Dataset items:
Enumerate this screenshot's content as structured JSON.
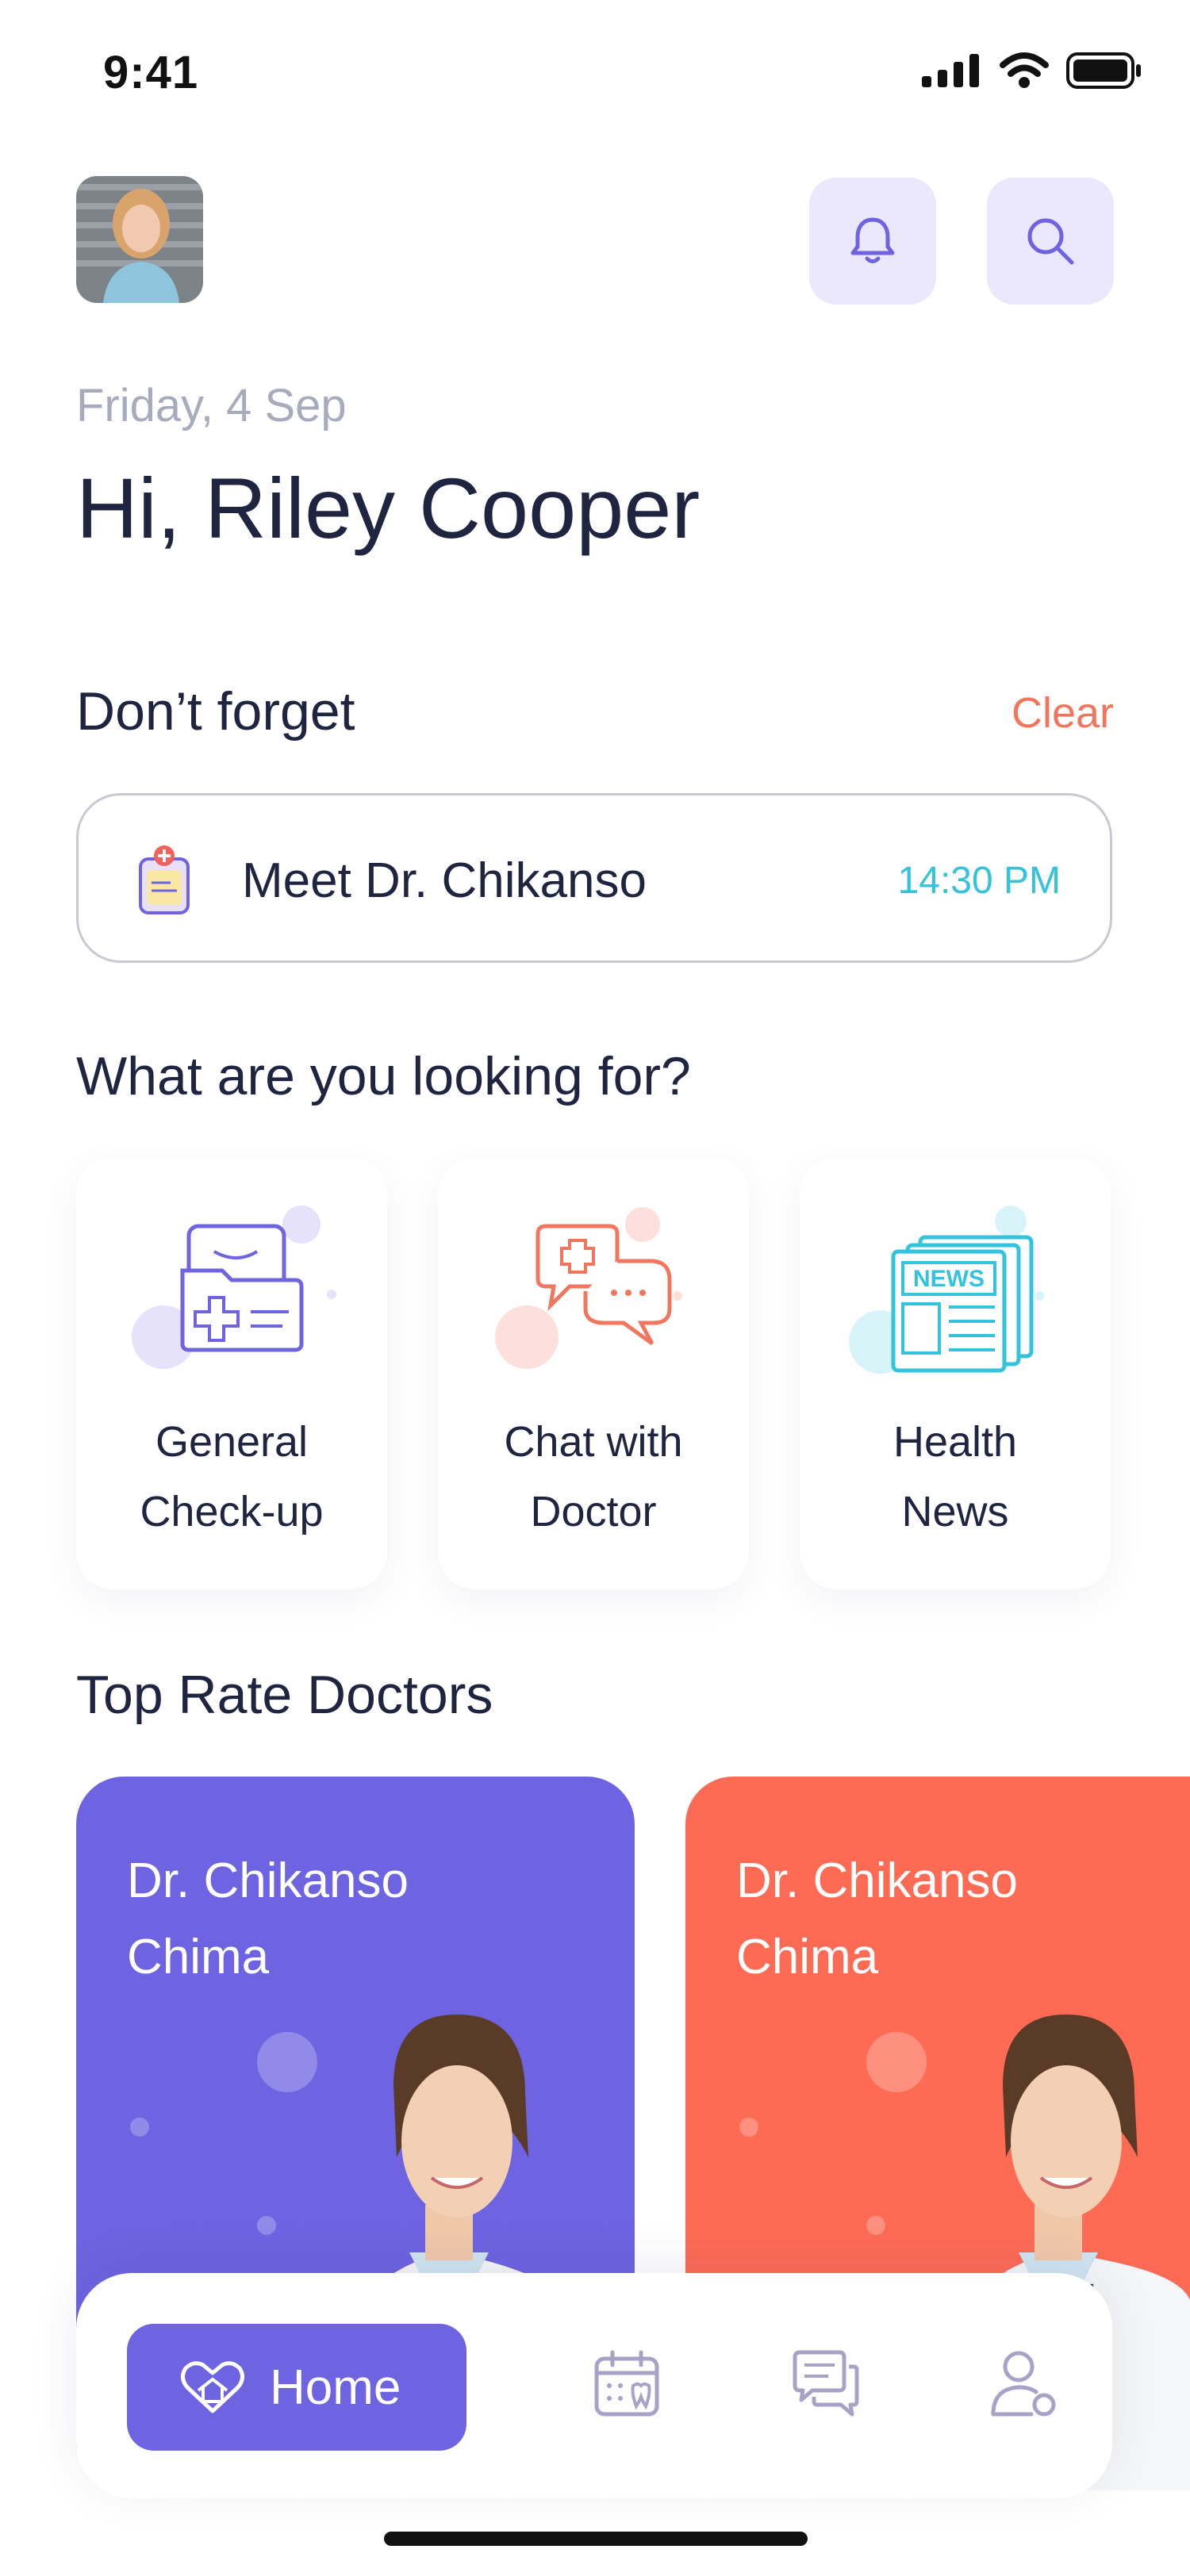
{
  "status_bar": {
    "time": "9:41",
    "icons": [
      "signal-icon",
      "wifi-icon",
      "battery-icon"
    ]
  },
  "header": {
    "avatar": "user-avatar",
    "bell_icon": "bell-icon",
    "search_icon": "search-icon"
  },
  "greeting": {
    "date": "Friday, 4 Sep",
    "text": "Hi, Riley Cooper"
  },
  "reminders": {
    "title": "Don’t forget",
    "clear_label": "Clear",
    "items": [
      {
        "icon": "clipboard-medical-icon",
        "title": "Meet Dr. Chikanso",
        "time": "14:30 PM"
      }
    ]
  },
  "services": {
    "title": "What are you looking for?",
    "items": [
      {
        "label_line1": "General",
        "label_line2": "Check-up",
        "icon": "medical-folder-icon"
      },
      {
        "label_line1": "Chat with",
        "label_line2": "Doctor",
        "icon": "medical-chat-icon"
      },
      {
        "label_line1": "Health",
        "label_line2": "News",
        "icon": "newspaper-icon",
        "icon_text": "NEWS"
      }
    ]
  },
  "doctors": {
    "title": "Top Rate Doctors",
    "items": [
      {
        "name_line1": "Dr. Chikanso",
        "name_line2": "Chima",
        "color": "#6e63e0"
      },
      {
        "name_line1": "Dr. Chikanso",
        "name_line2": "Chima",
        "color": "#fd6b55"
      }
    ]
  },
  "nav": {
    "home_label": "Home",
    "items": [
      "home-heart-icon",
      "calendar-tooth-icon",
      "chat-icon",
      "profile-icon"
    ]
  },
  "colors": {
    "primary": "#6e63e0",
    "accent": "#f2765d",
    "teal": "#33c3dc",
    "text": "#1f2540",
    "muted": "#a7abbb"
  }
}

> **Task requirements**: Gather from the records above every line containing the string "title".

> **Output for this task**:
    "title": "Don’t forget",
        "title": "Meet Dr. Chikanso",
    "title": "What are you looking for?",
    "title": "Top Rate Doctors",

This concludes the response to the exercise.